:: EXERCISE ::
In the records, each line holding "this" must be reported.
GIVEN INFORMATION Block Start
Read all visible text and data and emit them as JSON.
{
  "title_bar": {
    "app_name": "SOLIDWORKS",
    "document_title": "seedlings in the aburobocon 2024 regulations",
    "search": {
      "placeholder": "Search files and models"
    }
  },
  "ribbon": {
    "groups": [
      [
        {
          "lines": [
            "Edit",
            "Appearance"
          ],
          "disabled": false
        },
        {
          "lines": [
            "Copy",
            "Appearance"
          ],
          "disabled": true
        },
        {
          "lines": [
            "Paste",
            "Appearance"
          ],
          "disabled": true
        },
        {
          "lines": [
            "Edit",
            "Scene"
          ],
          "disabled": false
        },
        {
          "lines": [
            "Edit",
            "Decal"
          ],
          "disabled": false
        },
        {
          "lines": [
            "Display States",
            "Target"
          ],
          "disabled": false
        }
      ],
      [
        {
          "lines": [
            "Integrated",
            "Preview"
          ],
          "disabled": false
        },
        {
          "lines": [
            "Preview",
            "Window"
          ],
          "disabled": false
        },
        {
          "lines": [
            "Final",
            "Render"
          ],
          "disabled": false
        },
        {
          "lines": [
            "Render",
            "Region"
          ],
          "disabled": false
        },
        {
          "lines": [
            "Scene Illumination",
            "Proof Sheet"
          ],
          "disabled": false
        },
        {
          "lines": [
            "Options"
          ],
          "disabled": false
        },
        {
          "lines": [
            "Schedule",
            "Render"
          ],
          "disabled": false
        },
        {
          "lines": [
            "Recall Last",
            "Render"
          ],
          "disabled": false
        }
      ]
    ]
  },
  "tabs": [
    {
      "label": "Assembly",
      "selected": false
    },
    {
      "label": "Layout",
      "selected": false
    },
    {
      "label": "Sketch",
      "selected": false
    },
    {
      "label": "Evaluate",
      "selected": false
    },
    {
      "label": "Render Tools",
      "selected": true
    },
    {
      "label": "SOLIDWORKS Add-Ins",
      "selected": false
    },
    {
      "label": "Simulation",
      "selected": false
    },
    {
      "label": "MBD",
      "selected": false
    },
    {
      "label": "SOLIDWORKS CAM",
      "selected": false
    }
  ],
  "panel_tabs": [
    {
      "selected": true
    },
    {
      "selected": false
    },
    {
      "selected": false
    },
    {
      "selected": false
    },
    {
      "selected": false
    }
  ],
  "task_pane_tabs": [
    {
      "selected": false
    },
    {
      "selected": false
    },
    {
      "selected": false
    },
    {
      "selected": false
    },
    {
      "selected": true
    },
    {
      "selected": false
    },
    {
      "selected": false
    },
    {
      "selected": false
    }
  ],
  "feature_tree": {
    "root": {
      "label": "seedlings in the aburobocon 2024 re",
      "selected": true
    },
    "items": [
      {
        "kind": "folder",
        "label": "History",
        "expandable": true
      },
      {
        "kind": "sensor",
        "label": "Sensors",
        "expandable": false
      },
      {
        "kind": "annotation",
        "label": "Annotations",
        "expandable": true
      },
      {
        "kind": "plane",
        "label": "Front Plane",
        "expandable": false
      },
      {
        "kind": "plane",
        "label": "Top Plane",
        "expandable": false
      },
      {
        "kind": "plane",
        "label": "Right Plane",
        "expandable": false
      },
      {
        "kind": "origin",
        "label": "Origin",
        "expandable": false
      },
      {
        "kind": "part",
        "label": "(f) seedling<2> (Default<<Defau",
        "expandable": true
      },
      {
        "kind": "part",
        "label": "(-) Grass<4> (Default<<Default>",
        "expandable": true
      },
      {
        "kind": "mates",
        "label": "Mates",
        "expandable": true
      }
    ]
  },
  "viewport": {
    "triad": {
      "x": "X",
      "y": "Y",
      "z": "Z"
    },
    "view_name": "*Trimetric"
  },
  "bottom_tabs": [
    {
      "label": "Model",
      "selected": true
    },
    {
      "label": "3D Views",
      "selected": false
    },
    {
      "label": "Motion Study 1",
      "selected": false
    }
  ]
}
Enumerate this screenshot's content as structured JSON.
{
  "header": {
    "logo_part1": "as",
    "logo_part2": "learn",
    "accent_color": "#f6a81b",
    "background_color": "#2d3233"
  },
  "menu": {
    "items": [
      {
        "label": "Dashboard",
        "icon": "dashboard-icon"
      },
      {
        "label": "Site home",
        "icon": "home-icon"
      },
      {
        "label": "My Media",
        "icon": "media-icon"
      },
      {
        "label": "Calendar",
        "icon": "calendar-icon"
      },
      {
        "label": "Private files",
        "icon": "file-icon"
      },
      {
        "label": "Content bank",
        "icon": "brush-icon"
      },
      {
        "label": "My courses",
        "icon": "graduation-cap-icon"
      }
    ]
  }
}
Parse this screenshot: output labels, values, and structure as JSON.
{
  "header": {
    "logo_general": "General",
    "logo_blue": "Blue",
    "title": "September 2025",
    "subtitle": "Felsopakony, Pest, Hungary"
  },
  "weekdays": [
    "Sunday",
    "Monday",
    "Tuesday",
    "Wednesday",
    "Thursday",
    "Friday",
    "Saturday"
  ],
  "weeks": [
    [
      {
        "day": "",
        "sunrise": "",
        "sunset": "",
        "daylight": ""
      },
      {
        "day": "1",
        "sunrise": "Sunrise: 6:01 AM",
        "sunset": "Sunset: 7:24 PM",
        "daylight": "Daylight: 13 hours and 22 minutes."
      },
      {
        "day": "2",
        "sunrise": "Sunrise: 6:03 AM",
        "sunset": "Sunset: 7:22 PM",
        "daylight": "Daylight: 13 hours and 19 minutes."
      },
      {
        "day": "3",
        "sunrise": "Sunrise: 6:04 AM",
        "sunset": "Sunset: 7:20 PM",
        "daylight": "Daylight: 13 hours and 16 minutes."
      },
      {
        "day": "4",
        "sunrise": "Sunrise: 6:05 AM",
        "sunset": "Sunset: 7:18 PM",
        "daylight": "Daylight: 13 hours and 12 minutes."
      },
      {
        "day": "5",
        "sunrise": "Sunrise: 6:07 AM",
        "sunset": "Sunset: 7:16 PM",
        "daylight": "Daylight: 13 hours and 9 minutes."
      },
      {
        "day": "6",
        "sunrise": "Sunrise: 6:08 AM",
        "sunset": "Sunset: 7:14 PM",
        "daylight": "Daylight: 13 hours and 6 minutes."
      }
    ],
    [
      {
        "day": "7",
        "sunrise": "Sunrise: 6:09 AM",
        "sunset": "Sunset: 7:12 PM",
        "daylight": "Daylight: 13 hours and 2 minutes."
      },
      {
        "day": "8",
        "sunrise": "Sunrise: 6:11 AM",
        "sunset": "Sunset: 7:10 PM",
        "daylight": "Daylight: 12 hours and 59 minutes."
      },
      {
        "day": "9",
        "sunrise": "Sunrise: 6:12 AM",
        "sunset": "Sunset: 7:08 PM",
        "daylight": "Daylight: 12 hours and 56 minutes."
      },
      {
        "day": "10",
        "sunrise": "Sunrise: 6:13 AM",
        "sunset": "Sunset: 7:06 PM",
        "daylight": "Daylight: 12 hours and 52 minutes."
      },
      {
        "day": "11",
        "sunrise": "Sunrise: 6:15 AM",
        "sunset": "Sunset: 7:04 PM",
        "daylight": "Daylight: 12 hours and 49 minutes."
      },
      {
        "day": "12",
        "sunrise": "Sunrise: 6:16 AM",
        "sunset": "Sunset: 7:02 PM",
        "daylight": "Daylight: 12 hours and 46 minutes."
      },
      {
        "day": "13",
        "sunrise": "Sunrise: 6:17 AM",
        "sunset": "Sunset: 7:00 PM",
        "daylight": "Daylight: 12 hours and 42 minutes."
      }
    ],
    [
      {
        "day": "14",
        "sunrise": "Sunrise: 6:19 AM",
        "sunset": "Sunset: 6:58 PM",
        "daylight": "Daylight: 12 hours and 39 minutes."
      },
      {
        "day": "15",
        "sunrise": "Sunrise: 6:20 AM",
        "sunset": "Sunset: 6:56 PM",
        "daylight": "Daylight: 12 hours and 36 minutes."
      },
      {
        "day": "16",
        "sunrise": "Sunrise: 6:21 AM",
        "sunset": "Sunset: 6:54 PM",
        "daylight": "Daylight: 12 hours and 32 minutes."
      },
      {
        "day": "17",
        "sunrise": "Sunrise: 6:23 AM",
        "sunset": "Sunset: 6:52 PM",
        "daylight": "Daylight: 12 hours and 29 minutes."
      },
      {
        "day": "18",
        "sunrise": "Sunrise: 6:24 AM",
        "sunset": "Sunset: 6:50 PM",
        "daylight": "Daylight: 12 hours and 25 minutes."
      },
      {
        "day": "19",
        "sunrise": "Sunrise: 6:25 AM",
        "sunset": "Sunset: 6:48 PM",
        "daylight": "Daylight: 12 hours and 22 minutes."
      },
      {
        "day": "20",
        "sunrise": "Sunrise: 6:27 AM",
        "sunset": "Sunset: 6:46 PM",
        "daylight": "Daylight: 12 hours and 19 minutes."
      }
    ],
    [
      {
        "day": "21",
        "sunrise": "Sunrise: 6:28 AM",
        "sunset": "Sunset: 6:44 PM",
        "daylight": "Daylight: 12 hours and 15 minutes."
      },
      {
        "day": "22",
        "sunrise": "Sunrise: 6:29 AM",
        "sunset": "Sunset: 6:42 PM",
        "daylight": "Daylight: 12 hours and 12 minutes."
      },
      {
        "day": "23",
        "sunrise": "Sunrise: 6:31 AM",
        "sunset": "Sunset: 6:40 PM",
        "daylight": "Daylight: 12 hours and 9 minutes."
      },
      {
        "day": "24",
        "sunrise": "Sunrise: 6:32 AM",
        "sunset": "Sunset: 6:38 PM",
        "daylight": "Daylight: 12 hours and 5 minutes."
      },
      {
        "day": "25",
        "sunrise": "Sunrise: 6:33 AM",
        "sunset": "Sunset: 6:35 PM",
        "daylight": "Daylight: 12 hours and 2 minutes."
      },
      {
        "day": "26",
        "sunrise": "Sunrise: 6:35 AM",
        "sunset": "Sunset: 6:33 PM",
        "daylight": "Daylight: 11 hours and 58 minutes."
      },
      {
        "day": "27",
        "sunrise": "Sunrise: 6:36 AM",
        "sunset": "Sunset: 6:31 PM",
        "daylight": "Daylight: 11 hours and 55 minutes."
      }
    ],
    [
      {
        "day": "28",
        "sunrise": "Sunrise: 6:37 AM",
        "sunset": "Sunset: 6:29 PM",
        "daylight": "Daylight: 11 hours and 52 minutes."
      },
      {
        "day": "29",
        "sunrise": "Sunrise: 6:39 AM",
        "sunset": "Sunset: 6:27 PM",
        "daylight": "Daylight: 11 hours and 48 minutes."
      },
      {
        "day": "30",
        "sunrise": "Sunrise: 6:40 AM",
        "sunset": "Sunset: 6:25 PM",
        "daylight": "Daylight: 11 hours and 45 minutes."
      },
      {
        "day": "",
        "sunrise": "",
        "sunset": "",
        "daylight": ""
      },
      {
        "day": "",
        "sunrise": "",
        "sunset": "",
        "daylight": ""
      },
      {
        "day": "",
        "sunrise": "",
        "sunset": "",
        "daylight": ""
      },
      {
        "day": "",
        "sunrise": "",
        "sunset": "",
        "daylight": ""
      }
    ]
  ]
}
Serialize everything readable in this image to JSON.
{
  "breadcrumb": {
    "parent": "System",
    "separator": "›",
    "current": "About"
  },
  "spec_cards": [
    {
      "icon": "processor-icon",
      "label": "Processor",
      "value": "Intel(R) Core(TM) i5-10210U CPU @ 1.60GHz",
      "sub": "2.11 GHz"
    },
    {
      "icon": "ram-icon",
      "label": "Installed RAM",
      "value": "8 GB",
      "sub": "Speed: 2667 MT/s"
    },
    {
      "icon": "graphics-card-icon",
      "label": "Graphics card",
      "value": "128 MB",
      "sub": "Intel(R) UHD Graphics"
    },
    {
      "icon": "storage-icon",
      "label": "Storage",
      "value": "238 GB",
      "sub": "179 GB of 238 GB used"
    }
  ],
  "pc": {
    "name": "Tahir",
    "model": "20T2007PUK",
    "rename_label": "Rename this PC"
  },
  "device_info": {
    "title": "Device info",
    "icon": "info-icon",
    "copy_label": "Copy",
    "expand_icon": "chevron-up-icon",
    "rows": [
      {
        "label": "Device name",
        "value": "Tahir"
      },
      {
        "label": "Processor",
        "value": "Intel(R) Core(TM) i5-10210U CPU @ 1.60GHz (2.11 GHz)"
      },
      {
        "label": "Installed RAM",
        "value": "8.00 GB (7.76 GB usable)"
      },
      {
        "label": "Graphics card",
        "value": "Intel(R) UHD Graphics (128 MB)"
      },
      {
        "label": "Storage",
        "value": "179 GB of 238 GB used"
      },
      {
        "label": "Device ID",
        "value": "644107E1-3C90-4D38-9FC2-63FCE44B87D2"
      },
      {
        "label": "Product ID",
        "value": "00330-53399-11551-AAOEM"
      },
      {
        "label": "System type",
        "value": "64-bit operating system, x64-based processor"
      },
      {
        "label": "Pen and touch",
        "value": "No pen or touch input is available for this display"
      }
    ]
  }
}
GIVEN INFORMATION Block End
:: WORKED SOLUTION ::
Enumerate this screenshot's content as structured JSON.
Parse this screenshot: output labels, values, and structure as JSON.
Serialize everything readable in this image to JSON.
    "rename_label": "Rename this PC"
        "value": "No pen or touch input is available for this display"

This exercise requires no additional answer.